▸ THE DATA:

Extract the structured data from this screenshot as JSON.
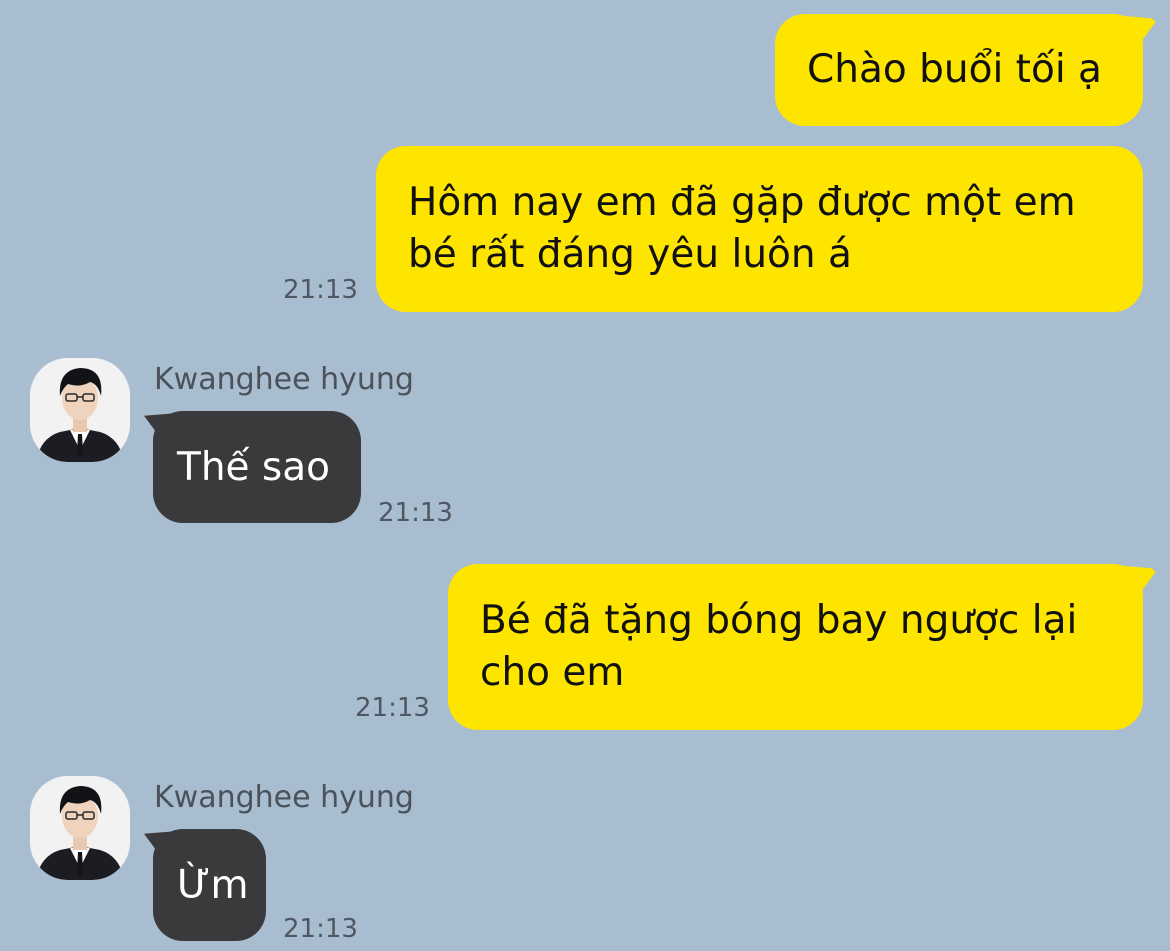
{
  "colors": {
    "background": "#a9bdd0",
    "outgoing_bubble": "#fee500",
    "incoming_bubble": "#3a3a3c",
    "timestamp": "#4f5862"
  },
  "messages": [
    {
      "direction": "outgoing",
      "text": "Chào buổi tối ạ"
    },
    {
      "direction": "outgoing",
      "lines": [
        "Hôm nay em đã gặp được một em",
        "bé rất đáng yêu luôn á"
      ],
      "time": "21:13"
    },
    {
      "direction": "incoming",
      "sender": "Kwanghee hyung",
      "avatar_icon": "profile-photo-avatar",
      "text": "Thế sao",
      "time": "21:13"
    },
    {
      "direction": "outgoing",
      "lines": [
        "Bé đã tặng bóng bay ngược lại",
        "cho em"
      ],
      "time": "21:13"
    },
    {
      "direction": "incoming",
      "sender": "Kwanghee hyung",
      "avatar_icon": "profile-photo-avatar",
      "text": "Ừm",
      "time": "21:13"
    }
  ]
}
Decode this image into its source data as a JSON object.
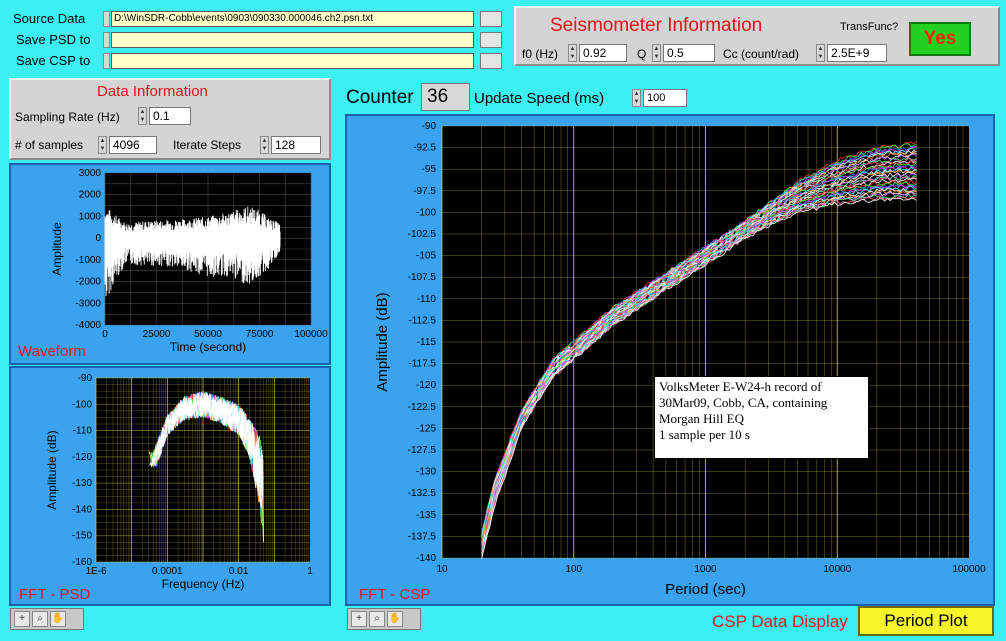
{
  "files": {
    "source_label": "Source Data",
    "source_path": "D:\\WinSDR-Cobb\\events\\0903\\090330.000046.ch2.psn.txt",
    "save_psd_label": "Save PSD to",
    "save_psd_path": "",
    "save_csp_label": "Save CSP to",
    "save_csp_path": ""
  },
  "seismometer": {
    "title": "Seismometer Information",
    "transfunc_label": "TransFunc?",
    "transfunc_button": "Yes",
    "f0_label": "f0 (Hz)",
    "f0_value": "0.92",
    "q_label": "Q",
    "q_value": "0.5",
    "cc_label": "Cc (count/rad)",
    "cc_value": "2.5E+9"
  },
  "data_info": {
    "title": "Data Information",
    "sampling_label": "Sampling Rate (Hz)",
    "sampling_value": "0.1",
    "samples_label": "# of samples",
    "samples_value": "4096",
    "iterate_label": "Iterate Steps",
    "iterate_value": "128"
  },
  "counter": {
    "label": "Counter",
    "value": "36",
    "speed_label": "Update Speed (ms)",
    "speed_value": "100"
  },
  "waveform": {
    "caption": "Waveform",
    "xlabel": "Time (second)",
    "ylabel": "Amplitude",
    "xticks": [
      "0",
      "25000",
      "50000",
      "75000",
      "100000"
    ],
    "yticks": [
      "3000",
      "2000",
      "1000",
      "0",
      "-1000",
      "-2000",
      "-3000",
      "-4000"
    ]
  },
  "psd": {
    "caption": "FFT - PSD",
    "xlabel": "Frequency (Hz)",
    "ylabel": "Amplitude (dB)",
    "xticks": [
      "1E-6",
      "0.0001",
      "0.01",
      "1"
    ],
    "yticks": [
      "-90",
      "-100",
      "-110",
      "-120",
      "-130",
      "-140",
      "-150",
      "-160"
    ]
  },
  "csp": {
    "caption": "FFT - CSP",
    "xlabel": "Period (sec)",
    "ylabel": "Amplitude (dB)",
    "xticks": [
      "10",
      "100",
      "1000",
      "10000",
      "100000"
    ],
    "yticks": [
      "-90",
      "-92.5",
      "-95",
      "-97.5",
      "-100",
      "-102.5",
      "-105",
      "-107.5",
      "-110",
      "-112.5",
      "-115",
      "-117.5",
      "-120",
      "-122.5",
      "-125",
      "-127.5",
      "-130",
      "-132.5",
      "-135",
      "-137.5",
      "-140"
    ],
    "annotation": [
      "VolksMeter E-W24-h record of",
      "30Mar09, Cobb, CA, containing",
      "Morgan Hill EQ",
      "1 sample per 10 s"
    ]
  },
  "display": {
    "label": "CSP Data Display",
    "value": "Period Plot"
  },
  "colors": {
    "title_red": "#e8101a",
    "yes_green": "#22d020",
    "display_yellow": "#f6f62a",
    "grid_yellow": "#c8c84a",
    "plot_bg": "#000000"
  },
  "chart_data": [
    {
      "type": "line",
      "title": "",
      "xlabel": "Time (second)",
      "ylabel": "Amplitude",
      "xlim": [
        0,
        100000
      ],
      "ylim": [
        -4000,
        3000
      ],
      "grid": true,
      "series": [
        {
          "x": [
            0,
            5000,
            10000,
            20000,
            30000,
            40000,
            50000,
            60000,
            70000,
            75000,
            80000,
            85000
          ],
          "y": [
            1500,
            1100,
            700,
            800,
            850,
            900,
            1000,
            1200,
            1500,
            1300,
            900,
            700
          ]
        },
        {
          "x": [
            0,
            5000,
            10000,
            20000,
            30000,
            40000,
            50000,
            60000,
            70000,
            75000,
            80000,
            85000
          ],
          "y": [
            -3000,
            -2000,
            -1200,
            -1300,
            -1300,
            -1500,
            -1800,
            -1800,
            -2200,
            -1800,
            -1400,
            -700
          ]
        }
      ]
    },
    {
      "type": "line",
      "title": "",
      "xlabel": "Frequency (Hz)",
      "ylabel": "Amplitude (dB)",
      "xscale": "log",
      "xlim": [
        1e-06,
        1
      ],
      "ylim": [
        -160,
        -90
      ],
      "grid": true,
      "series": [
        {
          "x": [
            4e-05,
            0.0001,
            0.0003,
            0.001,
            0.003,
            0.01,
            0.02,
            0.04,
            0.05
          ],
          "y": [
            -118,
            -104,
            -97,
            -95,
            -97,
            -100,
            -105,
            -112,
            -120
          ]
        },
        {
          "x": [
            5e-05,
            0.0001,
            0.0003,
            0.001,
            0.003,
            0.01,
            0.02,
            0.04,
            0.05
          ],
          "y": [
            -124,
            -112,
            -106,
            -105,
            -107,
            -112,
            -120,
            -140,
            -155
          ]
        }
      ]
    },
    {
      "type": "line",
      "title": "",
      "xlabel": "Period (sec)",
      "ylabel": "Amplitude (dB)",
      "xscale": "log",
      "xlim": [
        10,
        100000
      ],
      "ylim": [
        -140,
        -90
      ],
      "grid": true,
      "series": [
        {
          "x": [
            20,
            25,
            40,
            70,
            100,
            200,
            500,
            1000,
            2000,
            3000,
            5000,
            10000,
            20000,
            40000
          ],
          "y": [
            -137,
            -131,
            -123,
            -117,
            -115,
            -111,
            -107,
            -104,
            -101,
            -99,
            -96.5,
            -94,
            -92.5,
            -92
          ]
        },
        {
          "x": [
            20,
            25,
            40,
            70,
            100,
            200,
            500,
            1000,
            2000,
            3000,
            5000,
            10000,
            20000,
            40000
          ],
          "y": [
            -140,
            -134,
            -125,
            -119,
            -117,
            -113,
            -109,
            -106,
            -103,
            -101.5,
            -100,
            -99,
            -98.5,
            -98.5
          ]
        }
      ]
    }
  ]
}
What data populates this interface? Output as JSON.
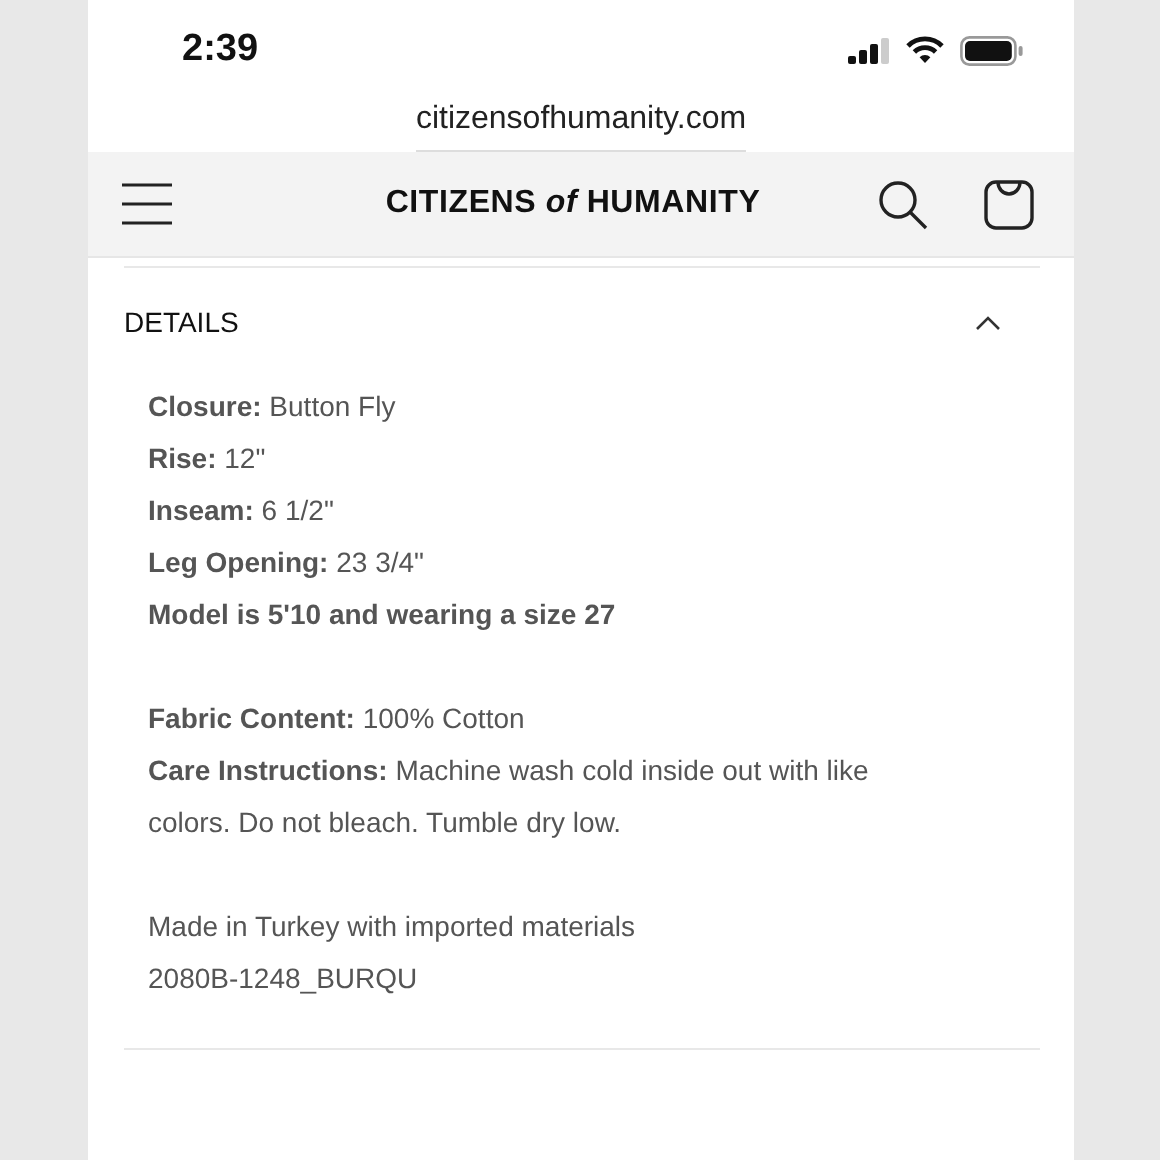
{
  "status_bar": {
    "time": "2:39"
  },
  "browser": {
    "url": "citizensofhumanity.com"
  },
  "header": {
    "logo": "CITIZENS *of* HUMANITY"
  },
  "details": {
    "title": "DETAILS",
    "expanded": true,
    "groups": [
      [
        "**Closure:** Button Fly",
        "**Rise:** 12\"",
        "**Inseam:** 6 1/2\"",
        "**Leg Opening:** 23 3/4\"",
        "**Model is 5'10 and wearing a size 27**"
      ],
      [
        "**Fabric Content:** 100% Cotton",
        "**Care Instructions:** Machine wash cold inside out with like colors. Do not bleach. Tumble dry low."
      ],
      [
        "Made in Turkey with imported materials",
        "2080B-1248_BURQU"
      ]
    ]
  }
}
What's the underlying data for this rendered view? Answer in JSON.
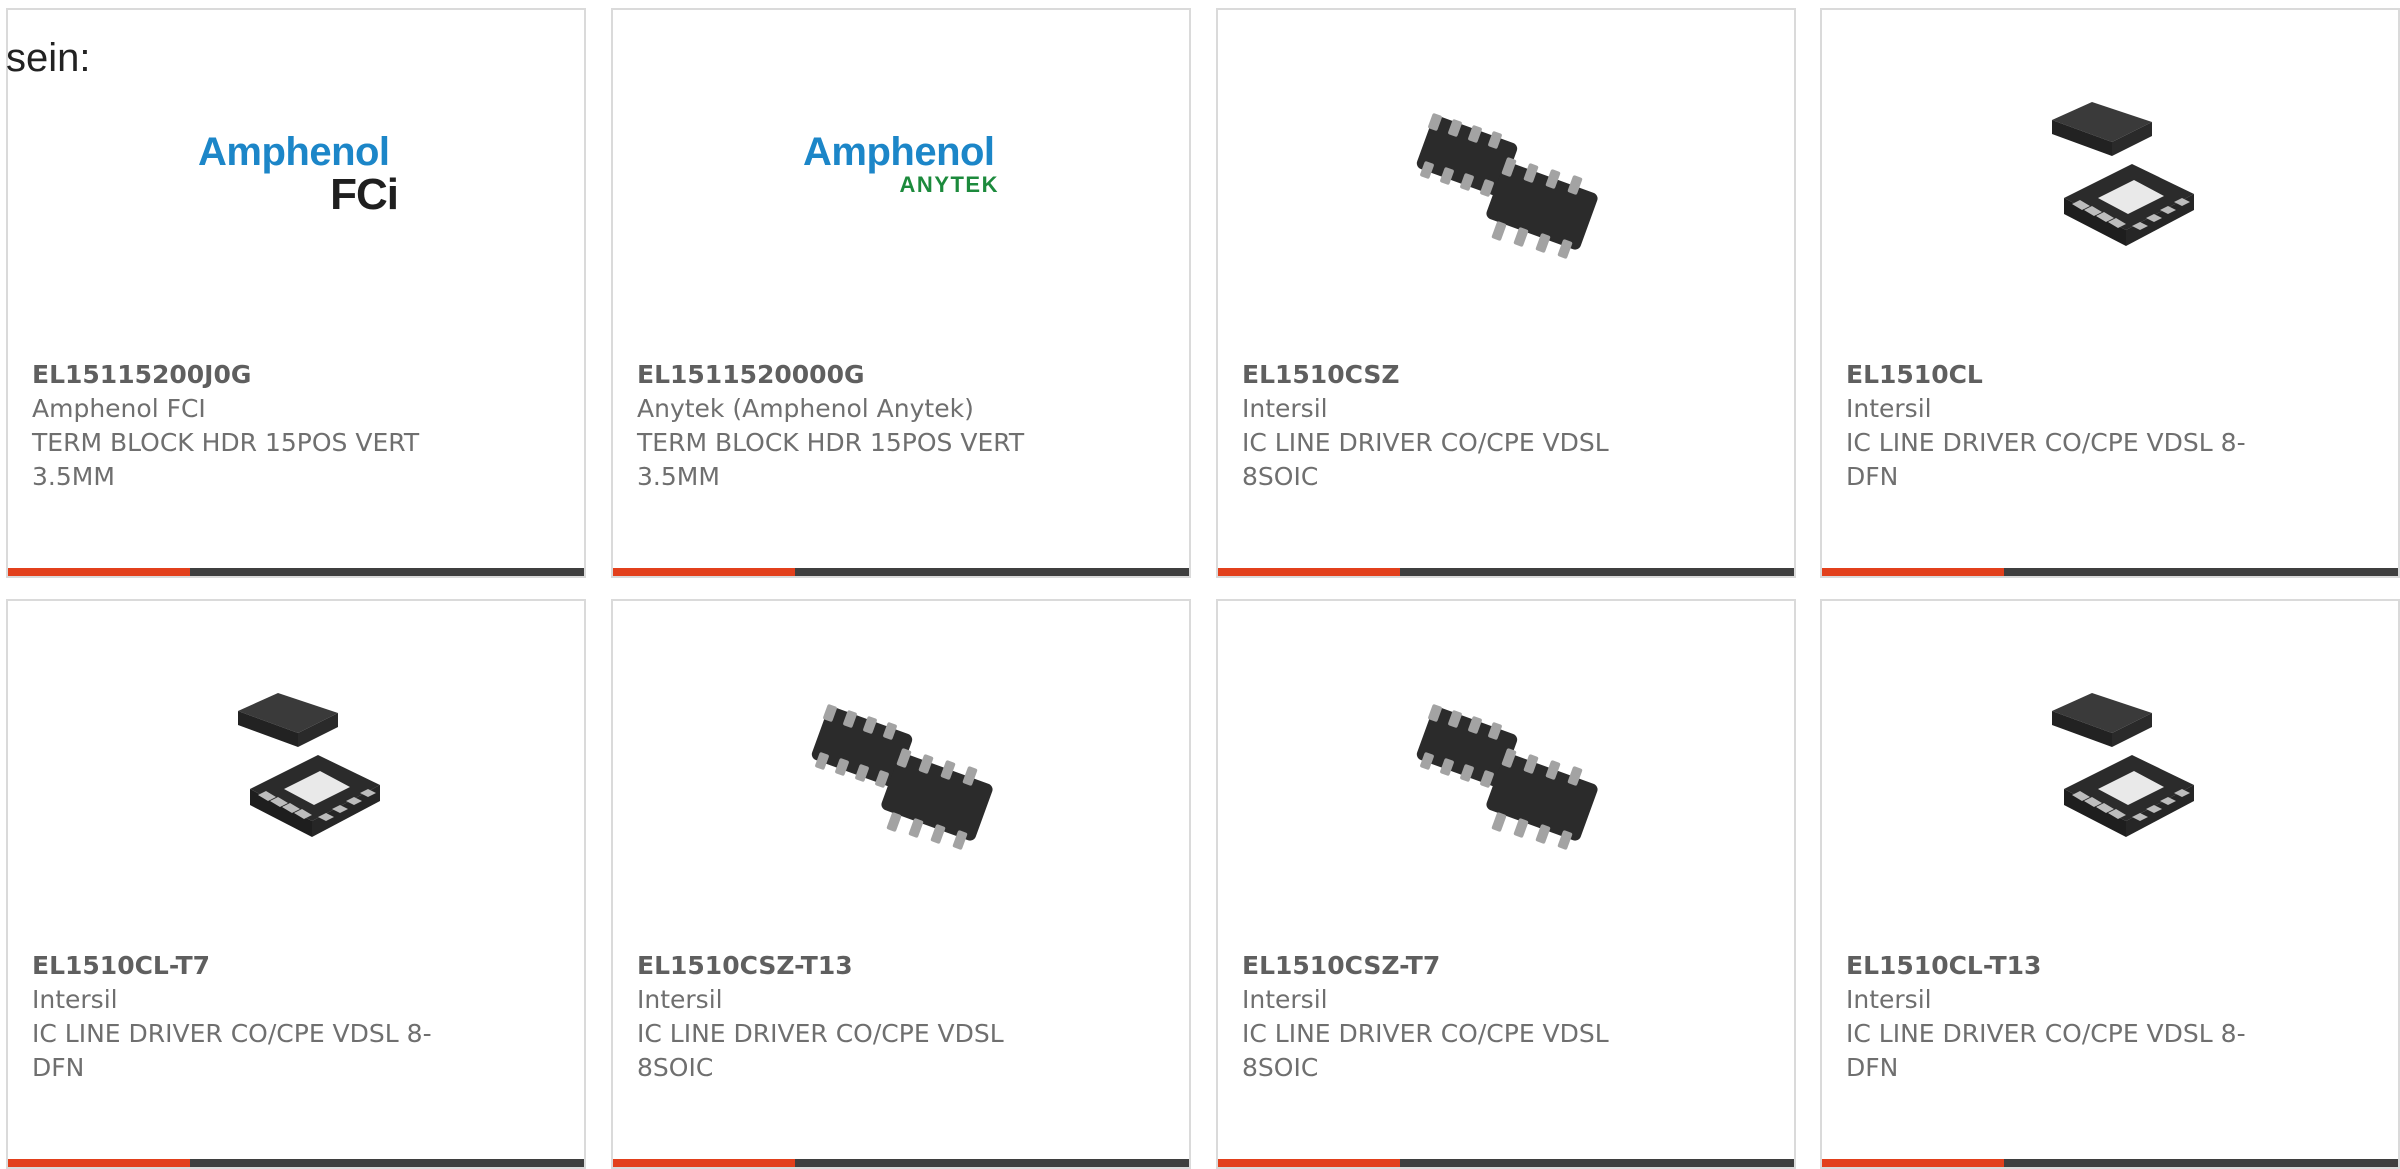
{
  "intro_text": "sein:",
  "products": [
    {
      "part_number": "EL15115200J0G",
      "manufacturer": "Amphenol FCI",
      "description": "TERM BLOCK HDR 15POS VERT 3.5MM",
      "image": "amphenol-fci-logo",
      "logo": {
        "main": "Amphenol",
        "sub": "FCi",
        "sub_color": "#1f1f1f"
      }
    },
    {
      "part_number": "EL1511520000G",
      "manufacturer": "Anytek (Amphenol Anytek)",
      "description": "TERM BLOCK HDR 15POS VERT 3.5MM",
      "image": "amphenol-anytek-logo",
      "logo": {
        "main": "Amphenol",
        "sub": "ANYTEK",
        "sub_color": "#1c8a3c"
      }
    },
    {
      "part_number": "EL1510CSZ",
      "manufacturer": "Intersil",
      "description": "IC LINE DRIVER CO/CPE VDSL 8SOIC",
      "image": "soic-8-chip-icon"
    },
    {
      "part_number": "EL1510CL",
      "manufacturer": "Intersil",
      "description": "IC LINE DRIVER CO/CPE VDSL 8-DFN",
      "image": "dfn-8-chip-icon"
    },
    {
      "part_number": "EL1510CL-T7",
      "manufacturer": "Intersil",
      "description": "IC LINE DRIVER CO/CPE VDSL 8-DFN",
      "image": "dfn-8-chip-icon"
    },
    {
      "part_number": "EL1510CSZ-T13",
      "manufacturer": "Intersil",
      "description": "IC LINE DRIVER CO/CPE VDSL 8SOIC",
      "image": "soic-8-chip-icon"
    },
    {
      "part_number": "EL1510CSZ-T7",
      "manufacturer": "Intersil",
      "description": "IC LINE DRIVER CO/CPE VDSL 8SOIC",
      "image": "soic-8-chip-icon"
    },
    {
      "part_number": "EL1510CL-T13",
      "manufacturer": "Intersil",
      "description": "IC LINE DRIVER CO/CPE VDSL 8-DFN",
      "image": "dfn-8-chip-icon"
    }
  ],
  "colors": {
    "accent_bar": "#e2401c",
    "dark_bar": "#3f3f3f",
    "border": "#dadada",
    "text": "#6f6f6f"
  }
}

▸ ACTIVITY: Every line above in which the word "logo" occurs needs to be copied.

▸ WRITTEN RESPONSE:
    "logo": "CITIZENS *of* HUMANITY"
      "image": "amphenol-fci-logo",
      "logo": {
      "image": "amphenol-anytek-logo",
      "logo": {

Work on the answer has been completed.